Financial performance indicators
This rise in confidence is reflected in the financial performance indicators, which show that 77% of respondents reported an increase in turnover, up from 63.5% last year, with sales volume also increasing by 13% in the past year. More encouraging still, some 63.9% of respondents reported an increase in gross profits.
Commenting on the report’s findings, economist and IIBN Ireland board member, Susan HayesCulleton, states: “Economies here and in the UK are seeing a steady recovery. An increase in confidence has resulted in more people and businesses spending money, which has led to the increased sales we see in the report. The knock on effect of this is greater opportunities for employees and the opportunity to create an increase in real wages.”
Factors affecting business
HayesCulleton is not wrong. The survey also revealed that one of the greatest challenges facing businesses in the past 12 months has been a steady rise in staff turnover, with more than a quarter (26.7%) of all respondents stating it had had a negative impact on their business.

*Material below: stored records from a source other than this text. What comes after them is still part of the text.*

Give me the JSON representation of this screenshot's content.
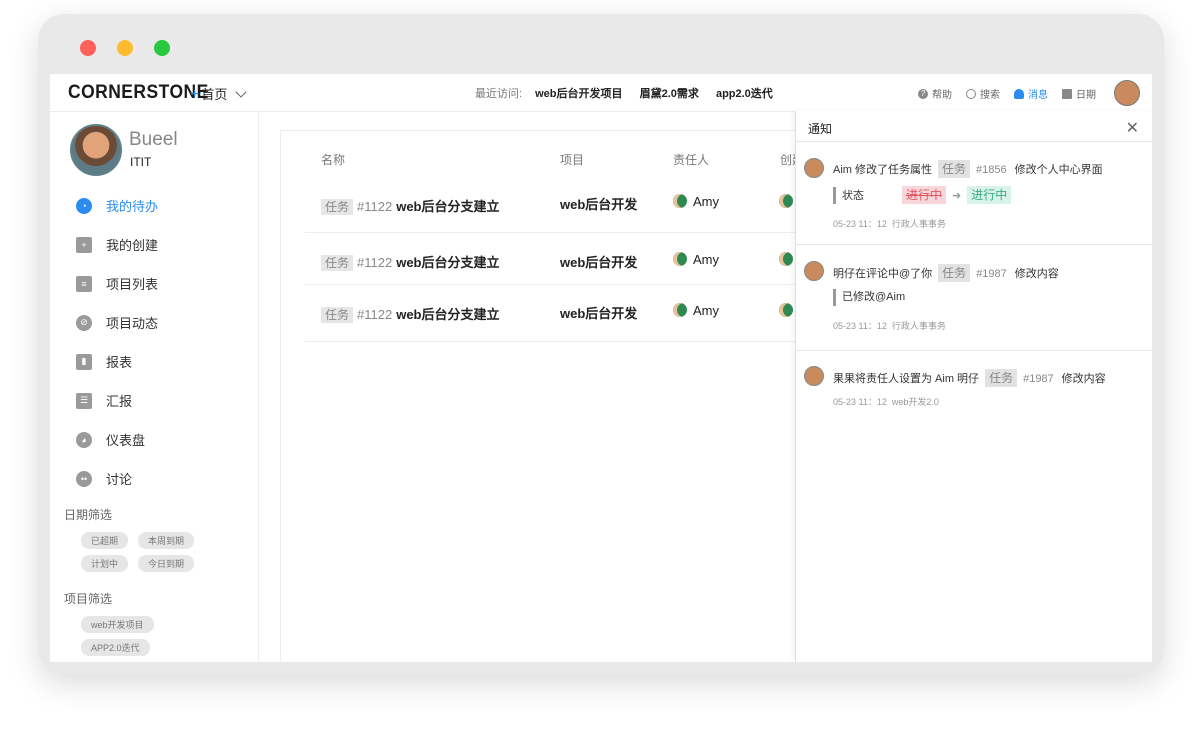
{
  "topnav": {
    "logo": "CORNERSTONE",
    "home_label": "首页",
    "recent_label": "最近访问:",
    "recent_items": [
      "web后台开发项目",
      "眉黛2.0需求",
      "app2.0迭代"
    ],
    "tools": {
      "help": "帮助",
      "search": "搜索",
      "messages": "消息",
      "calendar": "日期"
    }
  },
  "user": {
    "name": "Bueel",
    "team": "ITIT"
  },
  "sidebar": {
    "items": [
      {
        "label": "我的待办",
        "icon": "clock-icon"
      },
      {
        "label": "我的创建",
        "icon": "create-icon"
      },
      {
        "label": "项目列表",
        "icon": "list-icon"
      },
      {
        "label": "项目动态",
        "icon": "compass-icon"
      },
      {
        "label": "报表",
        "icon": "bar-chart-icon"
      },
      {
        "label": "汇报",
        "icon": "report-icon"
      },
      {
        "label": "仪表盘",
        "icon": "pie-icon"
      },
      {
        "label": "讨论",
        "icon": "chat-icon"
      }
    ],
    "date_filter_title": "日期筛选",
    "date_tags": [
      "已超期",
      "本周到期",
      "计划中",
      "今日到期"
    ],
    "project_filter_title": "项目筛选",
    "project_tags": [
      "web开发项目",
      "APP2.0迭代"
    ]
  },
  "table": {
    "headers": {
      "name": "名称",
      "project": "项目",
      "owner": "责任人",
      "creator": "创建"
    },
    "rows": [
      {
        "type": "任务",
        "id": "#1122",
        "title": "web后台分支建立",
        "project": "web后台开发",
        "owner": "Amy"
      },
      {
        "type": "任务",
        "id": "#1122",
        "title": "web后台分支建立",
        "project": "web后台开发",
        "owner": "Amy"
      },
      {
        "type": "任务",
        "id": "#1122",
        "title": "web后台分支建立",
        "project": "web后台开发",
        "owner": "Amy"
      }
    ]
  },
  "notifications": {
    "title": "通知",
    "items": [
      {
        "text": "Aim 修改了任务属性",
        "tag": "任务",
        "id": "#1856",
        "subject": "修改个人中心界面",
        "quote_label": "状态",
        "old": "进行中",
        "new": "进行中",
        "time": "05-23 11：12",
        "source": "行政人事事务"
      },
      {
        "text": "明仔在评论中@了你",
        "tag": "任务",
        "id": "#1987",
        "subject": "修改内容",
        "quote": "已修改@Aim",
        "time": "05-23 11：12",
        "source": "行政人事事务"
      },
      {
        "text": "果果将责任人设置为 Aim 明仔",
        "tag": "任务",
        "id": "#1987",
        "subject": "修改内容",
        "time": "05-23 11：12",
        "source": "web开发2.0"
      }
    ]
  }
}
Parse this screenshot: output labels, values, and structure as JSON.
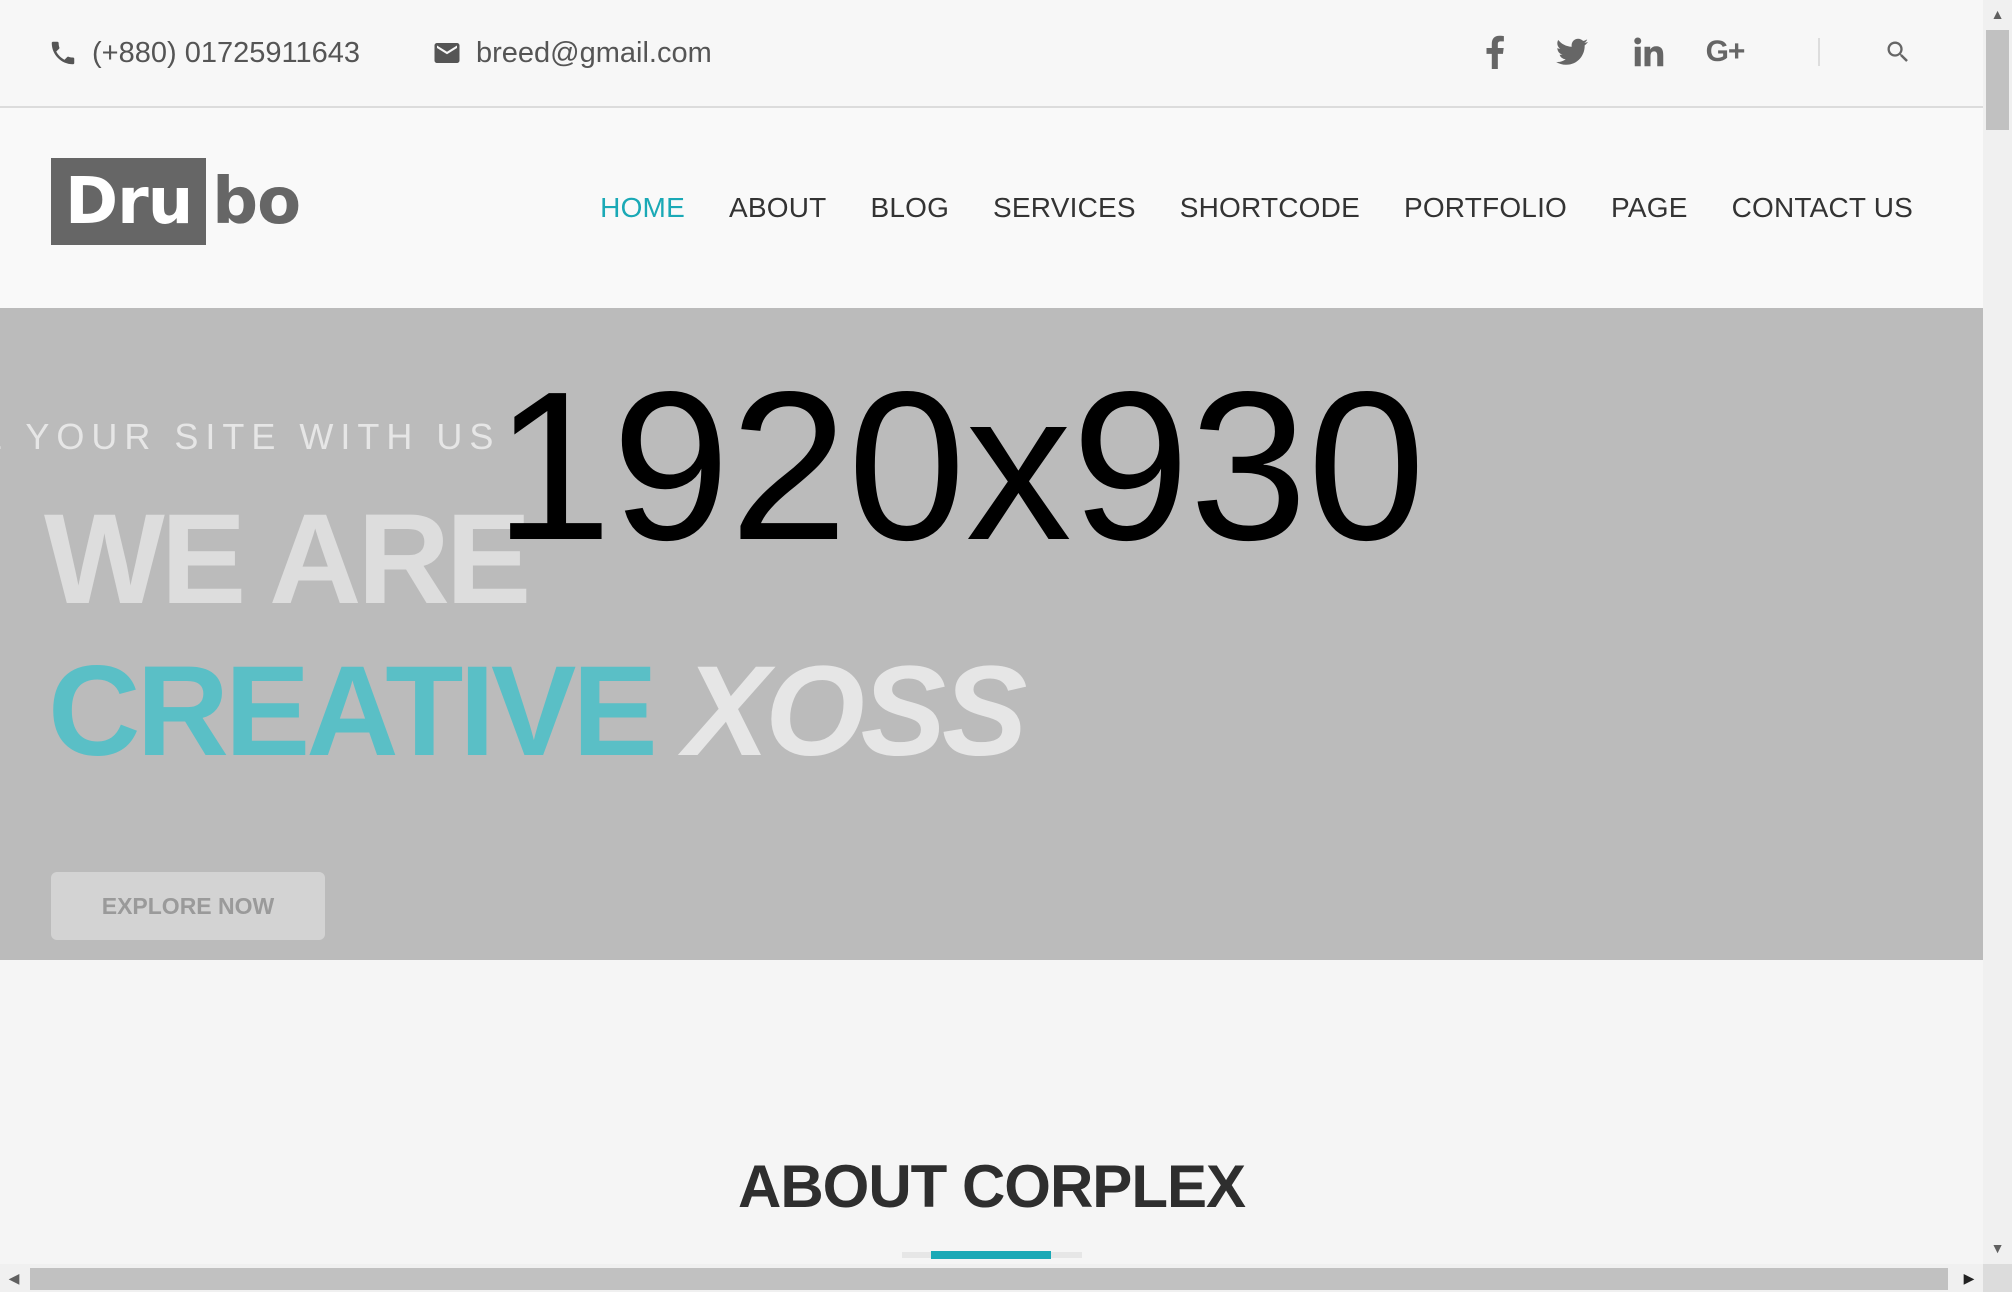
{
  "topbar": {
    "phone": "(+880) 01725911643",
    "email": "breed@gmail.com",
    "social_icons": [
      "facebook-icon",
      "twitter-icon",
      "linkedin-icon",
      "google-plus-icon"
    ],
    "search_icon": "search-icon"
  },
  "brand": {
    "logo_box": "Dru",
    "logo_rest": "bo"
  },
  "nav": {
    "items": [
      {
        "label": "HOME",
        "active": true
      },
      {
        "label": "ABOUT"
      },
      {
        "label": "BLOG"
      },
      {
        "label": "SERVICES"
      },
      {
        "label": "SHORTCODE"
      },
      {
        "label": "PORTFOLIO"
      },
      {
        "label": "PAGE"
      },
      {
        "label": "CONTACT US"
      }
    ]
  },
  "hero": {
    "tagline": "E YOUR SITE WITH US",
    "placeholder": "1920x930",
    "line1": "WE ARE",
    "line2_accent": "CREATIVE",
    "line2_rest": "XOSS",
    "cta": "EXPLORE NOW"
  },
  "about": {
    "title": "ABOUT CORPLEX"
  },
  "colors": {
    "accent": "#1aa9b6",
    "hero_bg": "#bbbbbb",
    "hero_accent": "#5abfc6"
  }
}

When we look at the countries individually, we see that it is a greater issue in Ireland (36.7%) than the UK (20.5%).
Late payment from customers remains the biggest challenge facing businesses. However, its impact has declined over the past year. In 2013 56.2% of respondents stated that late payment from customers had a mild or very negative affect on their business. This has fallen to 45.1% in 2014. Better still, this figure is expected to drop by another 8.4%, as interviewees believe it will have less of an impact in the coming 12 months.

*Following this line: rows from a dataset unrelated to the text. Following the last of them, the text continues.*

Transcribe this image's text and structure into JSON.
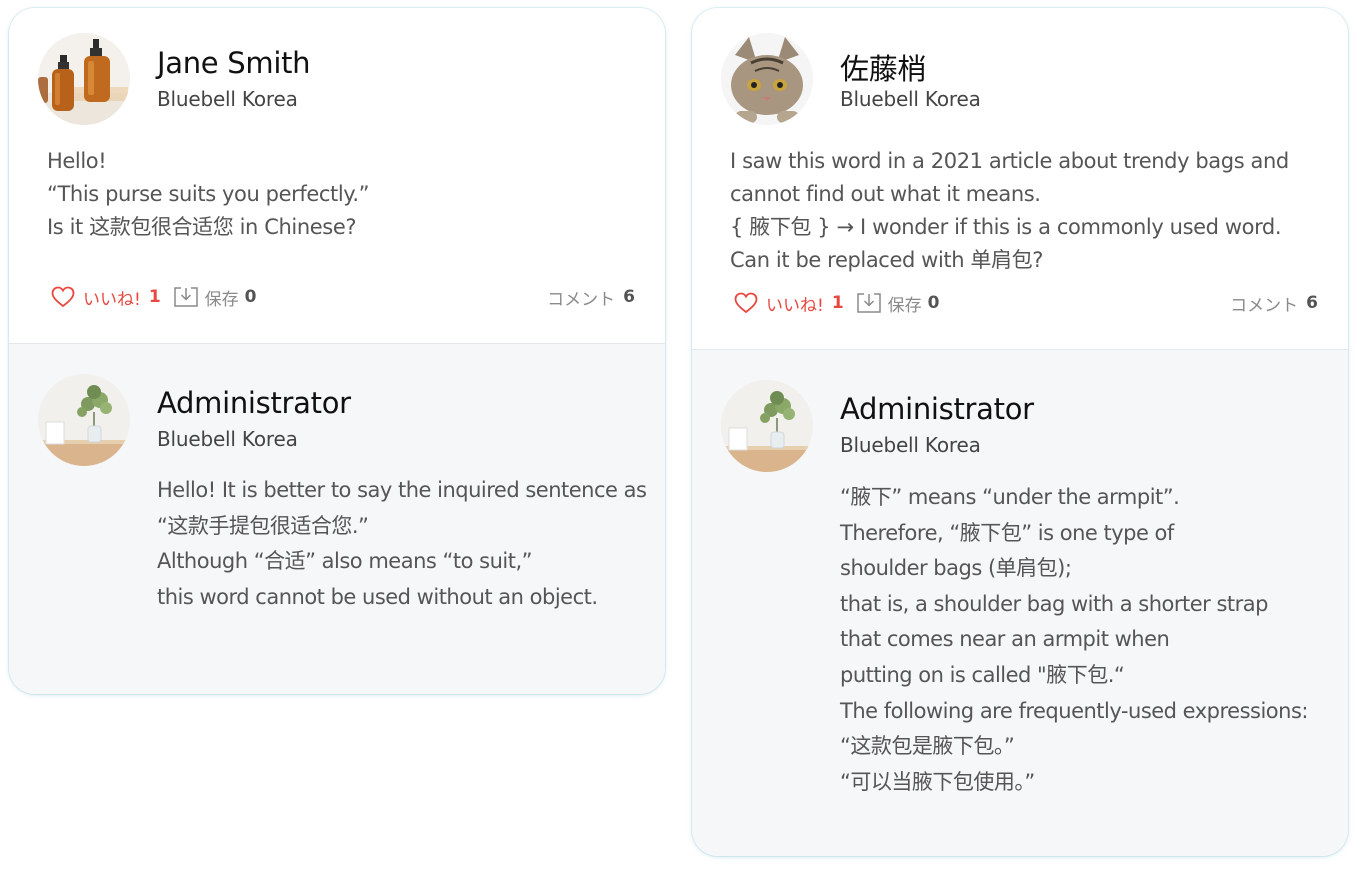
{
  "cards": [
    {
      "question": {
        "author": "Jane Smith",
        "company": "Bluebell Korea",
        "avatar": "amber-bottles-photo",
        "lines": [
          "Hello!",
          "“This purse suits you perfectly.”",
          "Is it 这款包很合适您 in Chinese?"
        ],
        "like_label": "いいね!",
        "like_count": "1",
        "save_label": "保存",
        "save_count": "0",
        "comment_label": "コメント",
        "comment_count": "6"
      },
      "answer": {
        "author": "Administrator",
        "company": "Bluebell Korea",
        "avatar": "plant-vase-photo",
        "lines": [
          "Hello! It is better to say the inquired sentence as",
          "“这款手提包很适合您.”",
          "Although  “合适” also means “to suit,”",
          "this word cannot be used without an object."
        ]
      }
    },
    {
      "question": {
        "author": "佐藤梢",
        "company": "Bluebell Korea",
        "avatar": "tabby-cat-photo",
        "lines": [
          "I saw this word in a 2021 article about trendy bags and",
          "cannot find out what it means.",
          "{ 腋下包 } → I wonder if this is a commonly used word.",
          "Can it be replaced with 单肩包?"
        ],
        "like_label": "いいね!",
        "like_count": "1",
        "save_label": "保存",
        "save_count": "0",
        "comment_label": "コメント",
        "comment_count": "6"
      },
      "answer": {
        "author": "Administrator",
        "company": "Bluebell Korea",
        "avatar": "plant-vase-photo",
        "lines": [
          "“腋下” means “under the armpit”.",
          "Therefore, “腋下包” is one type of",
          "shoulder bags (单肩包);",
          "that is, a shoulder bag with a shorter strap",
          "that comes near an armpit when",
          "putting on is called \"腋下包.“",
          "The following are frequently-used expressions:",
          "“这款包是腋下包。”",
          "“可以当腋下包使用。”"
        ]
      }
    }
  ],
  "colors": {
    "like": "#e8483f",
    "muted": "#8a8a8a",
    "answer_bg": "#f5f7f9",
    "card_border": "#e6f2f6"
  }
}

Ireland vs UK
Looking at the countries individually, UK respondents (85.3%) continued to marginally outperform their Irish counterparts (83.4%) in terms of customer demand and their ability to expand into new areas (41% in Ireland vs 61.5% in UK). The issue of late payment from customers seems to have shifted, with more Irish based businesses (46.7%) highlighting it as a problem than those in the UK (43.6%).
However, confidence amongst domestic respondents still appears to be higher than in the UK for the coming 12 months with a higher percentage expecting to see a positive impact in terms of customer demand (96.5% in Ireland vs 89.8% in UK) and their ability to expand into new areas (62.1% in Ireland vs 60.5% in UK).
HayesCulleton continues: “The results of the report are hugely promising. the IIBN, as a not-for-profit set up to help Irish businesses grow and expand into new regions, is hugely encouraged to see that Irish businesses, both home and abroad, are going from strength to strength and are extremely confident about their prospects over the next year.”